> **PROMPT**: Given the entries below, copy each of them out exactly.

> **INPUT DATA**:
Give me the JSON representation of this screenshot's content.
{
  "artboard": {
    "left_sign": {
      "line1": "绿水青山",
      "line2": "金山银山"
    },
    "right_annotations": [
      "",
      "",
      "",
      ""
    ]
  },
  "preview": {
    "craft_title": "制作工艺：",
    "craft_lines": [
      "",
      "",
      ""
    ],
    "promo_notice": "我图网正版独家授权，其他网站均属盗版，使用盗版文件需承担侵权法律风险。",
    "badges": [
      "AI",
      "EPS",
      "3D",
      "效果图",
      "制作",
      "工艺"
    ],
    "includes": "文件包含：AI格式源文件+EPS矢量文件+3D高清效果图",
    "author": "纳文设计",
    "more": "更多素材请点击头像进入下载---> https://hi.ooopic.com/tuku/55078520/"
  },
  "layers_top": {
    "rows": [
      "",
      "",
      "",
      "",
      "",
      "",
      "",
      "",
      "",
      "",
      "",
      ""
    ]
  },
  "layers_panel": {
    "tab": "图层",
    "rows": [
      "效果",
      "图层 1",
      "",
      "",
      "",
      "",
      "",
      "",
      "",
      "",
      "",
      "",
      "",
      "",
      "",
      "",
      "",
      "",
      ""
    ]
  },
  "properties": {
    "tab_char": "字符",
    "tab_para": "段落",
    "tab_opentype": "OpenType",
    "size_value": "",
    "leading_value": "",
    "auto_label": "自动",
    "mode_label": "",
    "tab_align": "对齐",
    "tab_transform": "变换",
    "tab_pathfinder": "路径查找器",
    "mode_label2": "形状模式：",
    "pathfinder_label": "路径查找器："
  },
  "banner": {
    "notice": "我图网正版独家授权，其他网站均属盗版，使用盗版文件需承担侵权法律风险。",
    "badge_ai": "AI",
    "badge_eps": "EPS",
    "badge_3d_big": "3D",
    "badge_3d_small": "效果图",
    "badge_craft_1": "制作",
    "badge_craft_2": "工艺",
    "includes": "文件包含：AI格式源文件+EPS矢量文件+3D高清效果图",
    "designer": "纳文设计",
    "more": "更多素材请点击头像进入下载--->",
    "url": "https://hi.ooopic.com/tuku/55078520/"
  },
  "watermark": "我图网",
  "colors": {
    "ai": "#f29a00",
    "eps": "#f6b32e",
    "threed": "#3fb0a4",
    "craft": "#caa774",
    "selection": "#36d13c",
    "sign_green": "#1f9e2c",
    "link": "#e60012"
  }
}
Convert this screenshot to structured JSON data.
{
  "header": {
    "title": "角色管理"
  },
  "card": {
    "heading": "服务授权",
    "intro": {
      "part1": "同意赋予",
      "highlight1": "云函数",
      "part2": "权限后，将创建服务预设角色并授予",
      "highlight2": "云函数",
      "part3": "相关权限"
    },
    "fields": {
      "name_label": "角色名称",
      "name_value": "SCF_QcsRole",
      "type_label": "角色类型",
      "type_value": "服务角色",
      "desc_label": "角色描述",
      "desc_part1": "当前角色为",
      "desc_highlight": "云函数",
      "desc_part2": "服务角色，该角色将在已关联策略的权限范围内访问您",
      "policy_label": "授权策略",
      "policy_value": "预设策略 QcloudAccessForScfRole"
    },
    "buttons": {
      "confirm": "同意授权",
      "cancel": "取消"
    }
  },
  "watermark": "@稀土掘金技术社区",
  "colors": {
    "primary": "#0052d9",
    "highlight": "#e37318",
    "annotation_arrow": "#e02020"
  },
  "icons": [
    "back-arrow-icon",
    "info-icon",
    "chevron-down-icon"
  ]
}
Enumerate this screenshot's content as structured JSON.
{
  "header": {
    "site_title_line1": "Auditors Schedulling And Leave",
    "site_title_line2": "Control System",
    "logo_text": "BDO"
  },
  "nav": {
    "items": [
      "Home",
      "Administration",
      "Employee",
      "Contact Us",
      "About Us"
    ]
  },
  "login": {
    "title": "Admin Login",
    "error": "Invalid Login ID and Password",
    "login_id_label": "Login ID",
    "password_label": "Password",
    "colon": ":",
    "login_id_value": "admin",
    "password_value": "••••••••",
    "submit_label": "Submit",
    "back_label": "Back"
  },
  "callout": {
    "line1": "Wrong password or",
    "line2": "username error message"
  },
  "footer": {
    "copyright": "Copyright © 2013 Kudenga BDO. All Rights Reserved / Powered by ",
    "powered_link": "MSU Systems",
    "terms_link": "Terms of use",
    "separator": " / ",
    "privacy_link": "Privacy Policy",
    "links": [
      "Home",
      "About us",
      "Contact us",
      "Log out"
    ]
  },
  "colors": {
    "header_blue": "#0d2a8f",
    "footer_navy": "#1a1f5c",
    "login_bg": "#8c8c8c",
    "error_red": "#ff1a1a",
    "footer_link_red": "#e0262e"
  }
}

> **ANSWER AREA**:
Give me the JSON representation of this screenshot's content.
{
  "artboard": {
    "left_sign": {
      "line1": "绿水青山",
      "line2": "金山银山"
    },
    "right_annotations": [
      "",
      "",
      "",
      ""
    ]
  },
  "preview": {
    "craft_title": "制作工艺：",
    "craft_lines": [
      "",
      "",
      ""
    ],
    "promo_notice": "我图网正版独家授权，其他网站均属盗版，使用盗版文件需承担侵权法律风险。",
    "badges": [
      "AI",
      "EPS",
      "3D",
      "效果图",
      "制作",
      "工艺"
    ],
    "includes": "文件包含：AI格式源文件+EPS矢量文件+3D高清效果图",
    "author": "纳文设计",
    "more": "更多素材请点击头像进入下载---> https://hi.ooopic.com/tuku/55078520/"
  },
  "layers_top": {
    "rows": [
      "",
      "",
      "",
      "",
      "",
      "",
      "",
      "",
      "",
      "",
      "",
      ""
    ]
  },
  "layers_panel": {
    "tab": "图层",
    "rows": [
      "效果",
      "图层 1",
      "",
      "",
      "",
      "",
      "",
      "",
      "",
      "",
      "",
      "",
      "",
      "",
      "",
      "",
      "",
      "",
      ""
    ]
  },
  "properties": {
    "tab_char": "字符",
    "tab_para": "段落",
    "tab_opentype": "OpenType",
    "size_value": "",
    "leading_value": "",
    "auto_label": "自动",
    "mode_label": "",
    "tab_align": "对齐",
    "tab_transform": "变换",
    "tab_pathfinder": "路径查找器",
    "mode_label2": "形状模式：",
    "pathfinder_label": "路径查找器："
  },
  "banner": {
    "notice": "我图网正版独家授权，其他网站均属盗版，使用盗版文件需承担侵权法律风险。",
    "badge_ai": "AI",
    "badge_eps": "EPS",
    "badge_3d_big": "3D",
    "badge_3d_small": "效果图",
    "badge_craft_1": "制作",
    "badge_craft_2": "工艺",
    "includes": "文件包含：AI格式源文件+EPS矢量文件+3D高清效果图",
    "designer": "纳文设计",
    "more": "更多素材请点击头像进入下载--->",
    "url": "https://hi.ooopic.com/tuku/55078520/"
  },
  "watermark": "我图网",
  "colors": {
    "ai": "#f29a00",
    "eps": "#f6b32e",
    "threed": "#3fb0a4",
    "craft": "#caa774",
    "selection": "#36d13c",
    "sign_green": "#1f9e2c",
    "link": "#e60012"
  }
}
Convert this screenshot to structured JSON data.
{
  "header": {
    "title": "角色管理"
  },
  "card": {
    "heading": "服务授权",
    "intro": {
      "part1": "同意赋予",
      "highlight1": "云函数",
      "part2": "权限后，将创建服务预设角色并授予",
      "highlight2": "云函数",
      "part3": "相关权限"
    },
    "fields": {
      "name_label": "角色名称",
      "name_value": "SCF_QcsRole",
      "type_label": "角色类型",
      "type_value": "服务角色",
      "desc_label": "角色描述",
      "desc_part1": "当前角色为",
      "desc_highlight": "云函数",
      "desc_part2": "服务角色，该角色将在已关联策略的权限范围内访问您",
      "policy_label": "授权策略",
      "policy_value": "预设策略 QcloudAccessForScfRole"
    },
    "buttons": {
      "confirm": "同意授权",
      "cancel": "取消"
    }
  },
  "watermark": "@稀土掘金技术社区",
  "colors": {
    "primary": "#0052d9",
    "highlight": "#e37318",
    "annotation_arrow": "#e02020"
  },
  "icons": [
    "back-arrow-icon",
    "info-icon",
    "chevron-down-icon"
  ]
}
Enumerate this screenshot's content as structured JSON.
{
  "header": {
    "site_title_line1": "Auditors Schedulling And Leave",
    "site_title_line2": "Control System",
    "logo_text": "BDO"
  },
  "nav": {
    "items": [
      "Home",
      "Administration",
      "Employee",
      "Contact Us",
      "About Us"
    ]
  },
  "login": {
    "title": "Admin Login",
    "error": "Invalid Login ID and Password",
    "login_id_label": "Login ID",
    "password_label": "Password",
    "colon": ":",
    "login_id_value": "admin",
    "password_value": "••••••••",
    "submit_label": "Submit",
    "back_label": "Back"
  },
  "callout": {
    "line1": "Wrong password or",
    "line2": "username error message"
  },
  "footer": {
    "copyright": "Copyright © 2013 Kudenga BDO. All Rights Reserved / Powered by ",
    "powered_link": "MSU Systems",
    "terms_link": "Terms of use",
    "separator": " / ",
    "privacy_link": "Privacy Policy",
    "links": [
      "Home",
      "About us",
      "Contact us",
      "Log out"
    ]
  },
  "colors": {
    "header_blue": "#0d2a8f",
    "footer_navy": "#1a1f5c",
    "login_bg": "#8c8c8c",
    "error_red": "#ff1a1a",
    "footer_link_red": "#e0262e"
  }
}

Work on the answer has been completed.